Walking in to the game Saturday against Utah was a unique experience in Autzen Stadium. It had the feeling of a hangover for the fans. It wasn't as loud as it normally was, the sections next to me just barely broke double digits when the second half started, and the student section had lost a lot of students. By the way, the Ducks were only up 3 at the half. This wasn't one of the games all of us had become used to where Oregon is up 28 or more after 30 minutes of play.
As much as anyone who's been around the Ducks for a long time would like to say that they remember a time when the Ducks making a bowl game was a big deal they can't deny that there is still a lot of hopes dashed when Oregon was knocked out of the national title hunt and didn't have control of their own destiny of making it to the Rose Bowl. It is very hard to win a championship whether it be a conference or a national championship. A lot of things have to go right and get a little lucky. However, the last few years it didn't seem like Oregon could catch a break. That all changed just a few hours later when USC took the field against Stanford.

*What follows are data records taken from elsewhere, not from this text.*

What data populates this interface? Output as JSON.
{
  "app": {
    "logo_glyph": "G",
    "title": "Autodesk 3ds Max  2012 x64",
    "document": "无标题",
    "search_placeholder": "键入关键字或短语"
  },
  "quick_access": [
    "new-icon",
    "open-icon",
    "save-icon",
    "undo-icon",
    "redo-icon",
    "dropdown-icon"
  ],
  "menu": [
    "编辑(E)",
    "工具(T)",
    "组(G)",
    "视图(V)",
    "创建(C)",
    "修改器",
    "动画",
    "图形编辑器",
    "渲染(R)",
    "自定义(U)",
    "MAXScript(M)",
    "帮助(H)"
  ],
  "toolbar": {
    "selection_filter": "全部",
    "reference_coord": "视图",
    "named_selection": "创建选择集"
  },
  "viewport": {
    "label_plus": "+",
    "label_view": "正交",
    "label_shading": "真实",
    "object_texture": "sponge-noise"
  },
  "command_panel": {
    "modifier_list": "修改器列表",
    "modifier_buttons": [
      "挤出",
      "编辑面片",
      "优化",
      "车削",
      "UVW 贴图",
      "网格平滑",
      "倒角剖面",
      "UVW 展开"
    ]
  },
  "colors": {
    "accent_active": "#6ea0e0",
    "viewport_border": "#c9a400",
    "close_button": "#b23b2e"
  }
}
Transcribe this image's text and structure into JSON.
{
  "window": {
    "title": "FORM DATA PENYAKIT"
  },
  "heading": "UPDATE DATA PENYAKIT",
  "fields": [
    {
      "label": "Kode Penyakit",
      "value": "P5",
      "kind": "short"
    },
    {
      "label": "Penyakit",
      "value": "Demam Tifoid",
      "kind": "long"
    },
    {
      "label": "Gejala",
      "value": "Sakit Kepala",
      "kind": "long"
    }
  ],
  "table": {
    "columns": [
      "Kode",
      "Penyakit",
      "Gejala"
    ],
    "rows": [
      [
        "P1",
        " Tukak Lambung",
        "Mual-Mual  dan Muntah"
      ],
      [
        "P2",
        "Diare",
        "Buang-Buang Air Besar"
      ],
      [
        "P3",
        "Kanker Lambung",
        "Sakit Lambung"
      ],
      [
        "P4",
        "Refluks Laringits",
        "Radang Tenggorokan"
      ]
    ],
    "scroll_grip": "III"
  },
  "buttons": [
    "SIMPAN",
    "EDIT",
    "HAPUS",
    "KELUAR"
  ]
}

USC took the field and scored first but missed the extra point. After Javorious Allen scored a touchdown and Marqise Lee caught the 2-point conversion to go up 14-7 with 2:34 left in the first quarter the Trojans wouldn't trail for the rest of the game. While the USC allowed 6 yards per carry they also forced 5 three and outs. Most importantly, they held Stanford to 17 points. The kicker, who has struggled maybe even more than Oregon's kickers, hit the game-winning field goal from 47 yards out.
The most impressive part of USC's performance was that they played only 13 players on defense all night. That's right, the Trojans had only 2 substitute players. One of those substitutes only played a single down.
A lot had to go right for Oregon to catch this break. First, Lane Kiffin had to be fired. Second, Ed Orgeron had to be named the interim head coach. Third, Orgeron had to learn from his mistakes as the head coach at Ole Miss and to know how Pete Carroll ran the ship while at USC. Next, the players at USC had to buy in to Orgeron and more importantly believe in themselves.
The turnaround started because Lane Kiffin was relieved of his duties. The USC team coached by Lane Kiffin would not have beaten Stanford. USC under Kiffin and USC under Orgeron look like two totally different teams. It's like the butterfly effect except for Lane Kiffin being replaced is a little bigger than a butterfly flapping its wings.
The story of Oregon getting back in the driver's seat to make it to the Rose Bowl is as much about Oregon as it is about USC. If you only looked at how Oregon got to this point you would be missing out on a lot. It is like watching Mickey Ward fight Arturo Gatti in their three fights after only having seen The Fighter and not knowing a thing about Arturo Gatti. Sure, you could get away with enjoying the story by only knowing one side, but you are really robbing yourself of the full weight of actions and personalities.
At this point Oregon still has a ways to go. It has to beat Arizona in the desert, which is never easy. Then it has to beat Oregon State in a rivalry game where nothing is truly guaranteed. Then the Ducks take on the PAC-12 South's best. After a month of waiting and with recent bowl history I don't think fans and the team are going to be happy with a Rose Bowl loss and have a "just happy to be here" attitude like in 2009. There's still a long ways to go. When Kenny Wheaton ran for the pick-six in 1994 Oregon still had to win a fair amount of games and get a bit of luck to make the Rose Bowl. Eventually, a lot of big things came from that one play and that one win.
The program, the players, the coaches, and even us fans have a second chance for something truly great to happen. I want just as much as anyone else to be able to read "Good morning Rose Bowl Champs!" every morning on the quack fix again.
History is full of patterns. The idea of "history repeating itself" is a blanket statement for patterns in human behavior and cyclical nature. Manifest Destiny is never happening again but colonialization still occurs although it may be commercialized now. John F. Kennedy won't be assassinated again but political figures are still assassinated all across the globe. If we were to popularize this idea or "dumb it down" then we might say that The Pick is never happening again, but plays that change the course of a program's destiny will still happen.
Just a couple days ago this season was looking like it would be a disappointment relative to others. Now all the potential is back. I can read the football news and listen to football podcasts without feeling like we missed out on something big. Stanford losing to USC wasn't that big in the scheme of things but it birthed opportunity. It could be argued that it was small. But as anyone who's seen the movie Prometheus can attest, big things have small beginnings.